Launchpad was set up as both a section of the bank’s website and as a Facebook page, and was promoted through Twitter as well. Entries were accepted in January and February. Completed entries were screened by a committee of the bank’s numerous corporators, who selected seven semi-finalists. In March, a three-judge panel convened a public meeting where each semi-finalist had five minutes to present their proposal. These were videotaped.
The recorded presentations by the three finalists that the judges selected from the seven were posted on Gorham Savings’ website. Members of the public were encouraged to visit the site, view the presentations, and vote once for their favorite. The finalists were permitted to promote their entry, encouraging friends, family, and fans to cast a vote for their ideas. Website traffic rocketed up, and around 25,000 votes were cast all told. (You can still view the three five-minute pitches on YouTube.)

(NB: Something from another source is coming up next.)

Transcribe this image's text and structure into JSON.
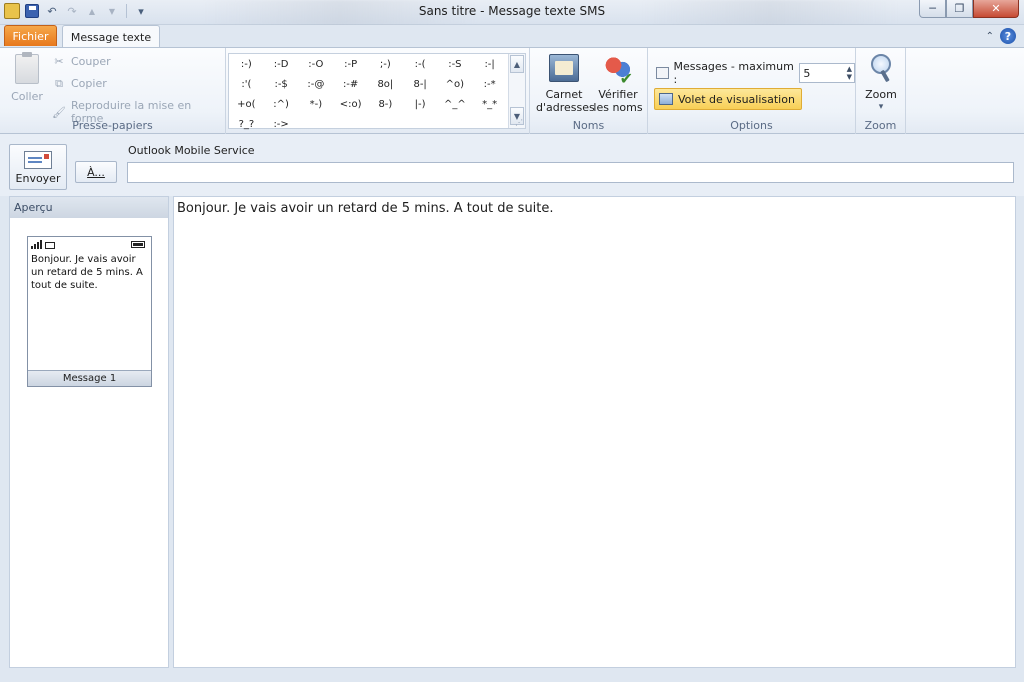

“Much of our program was driven by social media,” says Emmons. “The activity level far exceeded our expectations.” The bank received more than triple the number of entries anticipated. Some came from people with little more than a concept that needed seed money to get going; others came from established firms that had raised some capital, but whose funding remained short of critical mass, or who needed additional equipment or other goods to carry out their plans.
“We saw the full spectrum of need from the entrepreneurial community,” says Emmons.
While the winner, Pika, was a high-tech firm, any kind of company or idea was eligible. Indeed, Emmons says that four of the seven finalists’ proposals involved Maine food products. One entrant, for instance, had devised an alternative soft drink using Maine honey, while another had devised a snack of natural vegetable chips. Another was developing means of recycling restaurant waste into a soil additive.
“The outreach and goodwill that this generated was tremendous,” says Emmons. Already, the bank is looking at a 2014 competition, with some adjustments. One change under consideration is multiple levels of prizes, rather than a single grand award. Another idea being considered is establishing multiple categories of award, ranging from raw ideas requiring a start to firms needing second-stage capital to established companies requiring an injection of funds to bring an idea to its full potential.
Launchpad’s longer-term benefits
“Launchpad made us aware that there is an industry waiting to grow, and explode, in Maine,” says Emmons. The bank has already begun building on the contacts generated by the competition.
In some cases, the contest put the bank forward to small firms that hadn’t considered it before, and “some of them have become customers of the bank,” says Emmons.
More broadly, management became aware of the need among this business segment for information and advice. It has reached out to all entrants to offer its bankers, and other experts it will bring in, to serve as speakers or panelists on programs, and even for one-on-one advice. Key topics that the bank has zeroed in on include advice on better structuring of business plans and how to develop effective presentations to potential lenders.
Emmons believes the overall effort has helped to further distinguish Gorham Savings from heavy and varied competition, ranging from local credit unions to branches of major national banks and regional banks.
Launchpad “best symbolizes the bank’s mission of understanding the needs of our customers,” wrote Chairman Daniel Willett in the bank’s annual report, “and building stronger communities.”